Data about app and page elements
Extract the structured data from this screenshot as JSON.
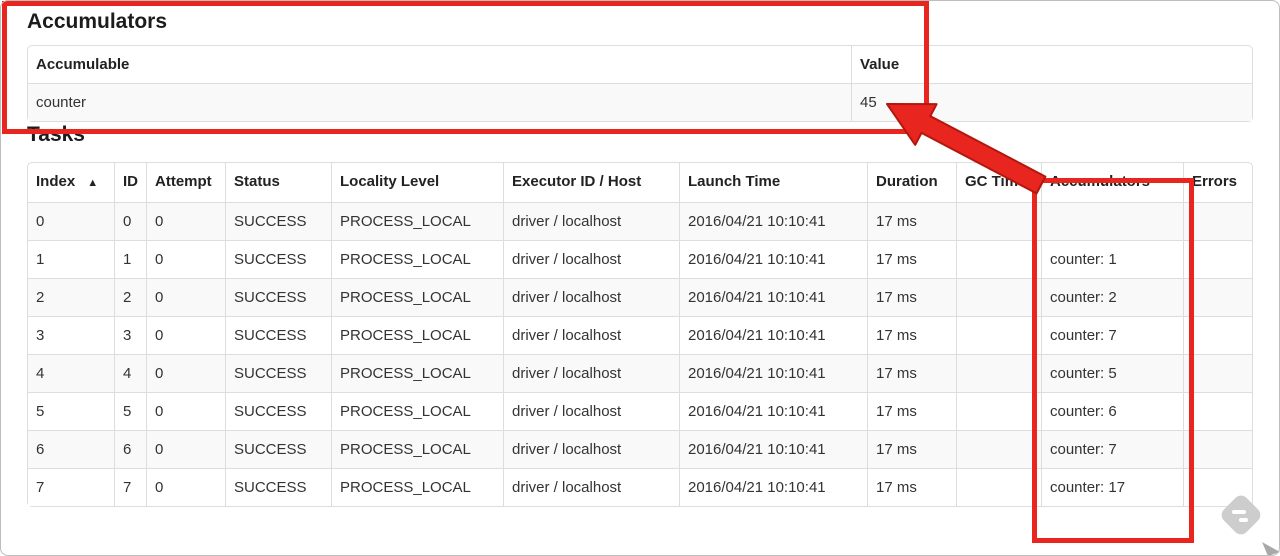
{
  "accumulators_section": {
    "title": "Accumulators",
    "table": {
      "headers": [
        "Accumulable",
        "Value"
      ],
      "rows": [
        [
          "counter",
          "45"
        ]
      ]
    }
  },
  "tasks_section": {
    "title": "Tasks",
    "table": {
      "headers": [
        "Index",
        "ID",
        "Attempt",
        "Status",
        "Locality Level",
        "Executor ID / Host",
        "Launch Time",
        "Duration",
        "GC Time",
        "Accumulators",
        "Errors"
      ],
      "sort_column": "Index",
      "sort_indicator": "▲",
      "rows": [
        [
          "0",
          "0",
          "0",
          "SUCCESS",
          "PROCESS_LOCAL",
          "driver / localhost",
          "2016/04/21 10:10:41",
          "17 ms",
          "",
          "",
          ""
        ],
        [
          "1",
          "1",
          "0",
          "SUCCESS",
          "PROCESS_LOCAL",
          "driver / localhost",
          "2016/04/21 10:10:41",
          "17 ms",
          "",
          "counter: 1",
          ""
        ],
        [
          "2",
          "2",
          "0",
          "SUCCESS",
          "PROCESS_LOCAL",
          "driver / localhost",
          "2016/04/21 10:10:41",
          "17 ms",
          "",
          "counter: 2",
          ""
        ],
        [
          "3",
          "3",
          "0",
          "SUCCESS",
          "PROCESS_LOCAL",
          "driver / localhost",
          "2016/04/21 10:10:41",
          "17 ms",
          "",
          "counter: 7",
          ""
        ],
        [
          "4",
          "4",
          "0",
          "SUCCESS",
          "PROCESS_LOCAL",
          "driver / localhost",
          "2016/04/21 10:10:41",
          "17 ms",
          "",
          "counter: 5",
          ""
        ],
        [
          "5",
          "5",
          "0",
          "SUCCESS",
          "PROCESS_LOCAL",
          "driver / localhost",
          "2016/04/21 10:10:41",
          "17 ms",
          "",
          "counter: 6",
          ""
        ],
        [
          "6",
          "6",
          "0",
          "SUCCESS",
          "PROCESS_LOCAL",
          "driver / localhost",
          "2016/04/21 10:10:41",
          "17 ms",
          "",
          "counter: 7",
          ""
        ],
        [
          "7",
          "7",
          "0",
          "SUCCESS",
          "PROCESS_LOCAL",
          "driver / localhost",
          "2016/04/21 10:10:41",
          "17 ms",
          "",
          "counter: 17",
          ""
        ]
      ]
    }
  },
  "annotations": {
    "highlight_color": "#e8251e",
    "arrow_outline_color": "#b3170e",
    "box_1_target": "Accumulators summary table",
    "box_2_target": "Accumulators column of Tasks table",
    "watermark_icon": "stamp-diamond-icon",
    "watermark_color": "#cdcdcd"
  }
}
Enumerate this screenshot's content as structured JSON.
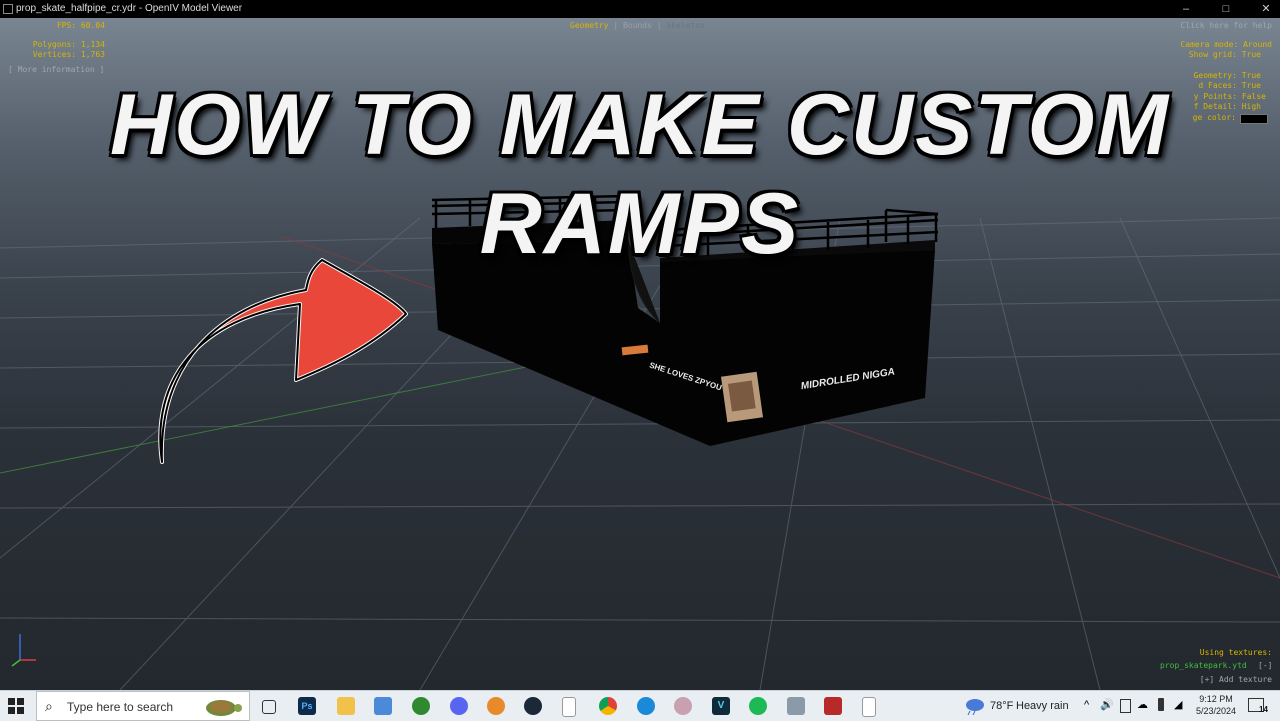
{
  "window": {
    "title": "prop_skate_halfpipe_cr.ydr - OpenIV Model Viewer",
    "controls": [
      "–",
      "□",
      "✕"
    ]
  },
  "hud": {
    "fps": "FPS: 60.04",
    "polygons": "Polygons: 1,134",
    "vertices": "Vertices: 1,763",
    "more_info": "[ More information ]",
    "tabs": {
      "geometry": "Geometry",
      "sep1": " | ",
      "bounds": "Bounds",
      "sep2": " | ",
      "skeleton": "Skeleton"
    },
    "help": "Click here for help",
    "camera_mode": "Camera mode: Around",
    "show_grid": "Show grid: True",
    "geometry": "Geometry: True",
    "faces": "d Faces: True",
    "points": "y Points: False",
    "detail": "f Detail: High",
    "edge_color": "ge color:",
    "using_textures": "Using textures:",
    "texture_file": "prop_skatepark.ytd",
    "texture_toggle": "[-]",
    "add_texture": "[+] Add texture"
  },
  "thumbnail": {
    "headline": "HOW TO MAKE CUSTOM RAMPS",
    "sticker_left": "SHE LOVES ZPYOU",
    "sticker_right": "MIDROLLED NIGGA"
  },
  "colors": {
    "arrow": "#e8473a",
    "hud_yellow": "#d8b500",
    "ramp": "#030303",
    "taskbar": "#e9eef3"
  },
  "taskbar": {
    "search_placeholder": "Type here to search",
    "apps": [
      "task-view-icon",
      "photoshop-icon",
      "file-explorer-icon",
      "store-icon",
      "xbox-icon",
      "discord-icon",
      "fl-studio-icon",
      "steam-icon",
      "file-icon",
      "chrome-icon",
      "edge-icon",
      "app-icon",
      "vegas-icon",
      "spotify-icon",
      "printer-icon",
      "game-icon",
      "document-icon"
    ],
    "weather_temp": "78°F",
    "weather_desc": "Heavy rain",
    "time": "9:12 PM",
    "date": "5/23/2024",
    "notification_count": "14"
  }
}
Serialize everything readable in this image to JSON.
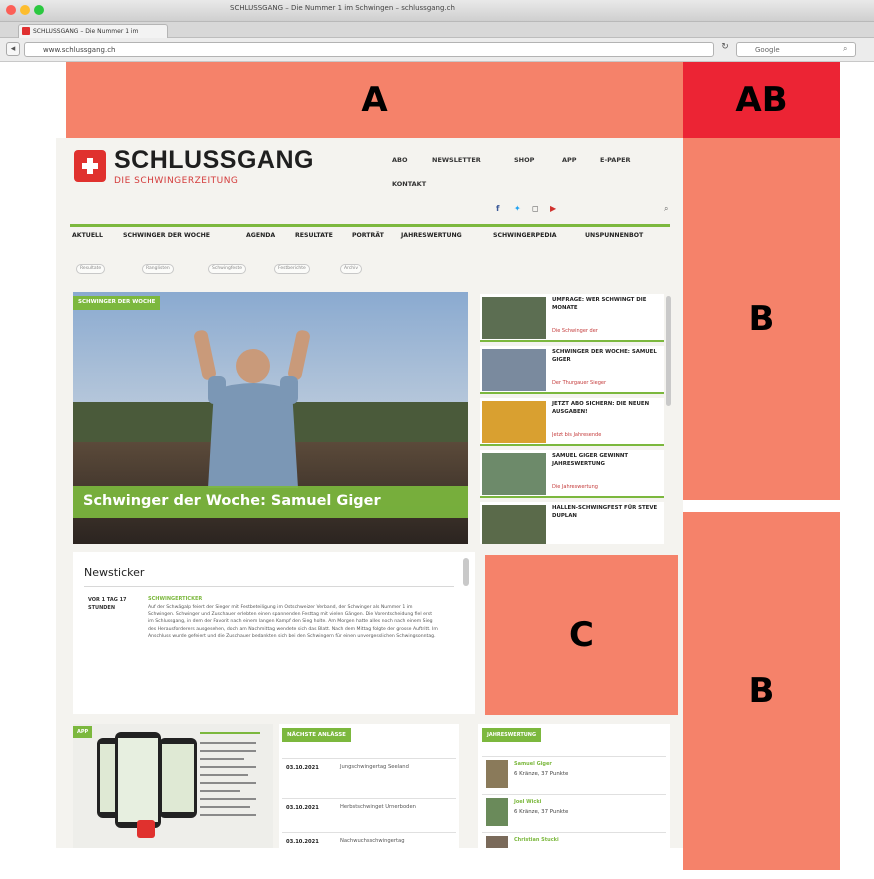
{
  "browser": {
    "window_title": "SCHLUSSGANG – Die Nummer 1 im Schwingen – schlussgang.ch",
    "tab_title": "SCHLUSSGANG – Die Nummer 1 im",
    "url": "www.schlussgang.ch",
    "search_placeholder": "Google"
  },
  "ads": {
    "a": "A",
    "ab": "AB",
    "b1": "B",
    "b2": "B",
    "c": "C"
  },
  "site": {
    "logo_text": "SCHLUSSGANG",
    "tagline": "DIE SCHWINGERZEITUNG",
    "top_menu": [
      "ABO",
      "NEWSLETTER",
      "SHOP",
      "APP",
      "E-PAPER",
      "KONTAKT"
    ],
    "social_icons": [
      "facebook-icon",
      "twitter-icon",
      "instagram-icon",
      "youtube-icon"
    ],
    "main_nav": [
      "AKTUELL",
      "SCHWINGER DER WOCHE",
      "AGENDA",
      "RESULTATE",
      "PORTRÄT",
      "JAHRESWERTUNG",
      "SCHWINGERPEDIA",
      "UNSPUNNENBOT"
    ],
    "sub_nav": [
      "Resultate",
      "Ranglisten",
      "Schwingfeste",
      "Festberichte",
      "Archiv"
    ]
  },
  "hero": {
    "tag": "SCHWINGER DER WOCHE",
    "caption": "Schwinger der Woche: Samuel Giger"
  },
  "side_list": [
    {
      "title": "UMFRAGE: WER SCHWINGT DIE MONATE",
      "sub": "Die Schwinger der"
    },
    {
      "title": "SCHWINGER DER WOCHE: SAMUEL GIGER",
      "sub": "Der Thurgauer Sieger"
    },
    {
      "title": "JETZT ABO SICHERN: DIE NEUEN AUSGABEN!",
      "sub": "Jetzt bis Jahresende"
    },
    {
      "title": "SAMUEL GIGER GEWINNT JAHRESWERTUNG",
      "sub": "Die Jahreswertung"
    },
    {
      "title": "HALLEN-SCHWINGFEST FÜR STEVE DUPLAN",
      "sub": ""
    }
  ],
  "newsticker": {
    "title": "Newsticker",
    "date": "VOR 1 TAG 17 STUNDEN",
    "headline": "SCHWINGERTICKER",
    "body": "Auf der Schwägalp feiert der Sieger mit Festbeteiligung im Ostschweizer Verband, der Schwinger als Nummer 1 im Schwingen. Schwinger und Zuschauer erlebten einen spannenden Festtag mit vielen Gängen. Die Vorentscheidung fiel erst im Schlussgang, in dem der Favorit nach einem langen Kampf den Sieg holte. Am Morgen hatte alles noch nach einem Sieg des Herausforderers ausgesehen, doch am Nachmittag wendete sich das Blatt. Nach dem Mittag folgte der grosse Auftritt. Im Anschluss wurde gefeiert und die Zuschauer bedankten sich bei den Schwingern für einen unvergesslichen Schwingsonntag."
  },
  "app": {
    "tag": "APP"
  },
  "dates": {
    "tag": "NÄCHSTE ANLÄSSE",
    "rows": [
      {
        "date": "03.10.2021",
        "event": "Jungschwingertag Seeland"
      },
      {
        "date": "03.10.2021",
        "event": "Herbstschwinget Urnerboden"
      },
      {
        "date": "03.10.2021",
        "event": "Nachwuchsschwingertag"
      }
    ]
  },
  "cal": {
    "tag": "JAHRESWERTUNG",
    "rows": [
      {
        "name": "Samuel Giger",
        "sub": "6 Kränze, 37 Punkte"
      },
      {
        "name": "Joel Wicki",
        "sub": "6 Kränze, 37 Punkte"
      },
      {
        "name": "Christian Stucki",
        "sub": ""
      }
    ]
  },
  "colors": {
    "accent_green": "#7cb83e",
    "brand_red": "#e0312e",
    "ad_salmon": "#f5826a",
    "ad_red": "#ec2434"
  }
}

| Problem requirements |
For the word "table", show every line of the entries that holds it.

| Your solution |
    "table": {
    "table": {
    "box_1_target": "Accumulators summary table",
    "box_2_target": "Accumulators column of Tasks table",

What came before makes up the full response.